"All work and no play makes Jack a dull boy," but all horror and no jump scares makes for anything but a dull movie! The closest "The Shining" comes to a pop-out scare is a quick cut to a title card, so your popcorn is safe for this one.
There are a couple of minor jumps toward the end of "The Witch," but the immersive, disturbing, Puritan horror film is worth watching (and then watching again).
"The Silence of the Lambs"
This cannibal-themed film is one of the most iconic in the horror genre, but "The Silence of the Lambs" doesn't resort to tons of jump scares to achieve its unsettling vibe. Hello, Clarice, and goodbye, spilled popcorn.
"Hellraiser" relies on the grotesque to get under your skin, not jump scares. If that's your cup of tea, you're in for a (completely disturbing) treat.
The frightening aspect of "The Mist" isn't even the mist itself . . . it's the terrifying behavior of people faced with an unknown threat.
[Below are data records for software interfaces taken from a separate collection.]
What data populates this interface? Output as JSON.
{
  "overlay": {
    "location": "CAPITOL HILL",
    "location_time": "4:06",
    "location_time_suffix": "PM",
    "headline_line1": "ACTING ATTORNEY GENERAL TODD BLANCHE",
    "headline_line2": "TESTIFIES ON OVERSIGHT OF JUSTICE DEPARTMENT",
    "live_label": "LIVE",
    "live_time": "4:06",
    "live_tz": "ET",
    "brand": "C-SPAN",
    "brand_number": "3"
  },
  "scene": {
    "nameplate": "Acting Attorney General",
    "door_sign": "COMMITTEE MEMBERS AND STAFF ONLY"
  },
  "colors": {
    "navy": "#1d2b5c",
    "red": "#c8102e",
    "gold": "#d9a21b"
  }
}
Prepare to fill a deeply rooted fear in your heart, but not because of any jump scares.
"Carrie" — the '70s original, not the recent remake — is proof that genuinely terrifying movies don't need jump scares to succeed. While there is a single scare thrown in at the very end of the film (literally seconds from the credits), the duration of the plot will frighten you sufficiently without pop-outs.
The sheer isolation of the Arctic tundra really hits home, and you'll be at the edge of your seat the entire film. There's only one jump scare (involving a defibrillator), so you're safe to eat your popcorn for almost the whole run time of the movie.
"Psycho" is a horror classic, inspiring countless scenes in subsequent film projects and even a popular TV series, "Bates Motel". And to think . . . Alfred Hitchcock did it all without utilizing jump scares!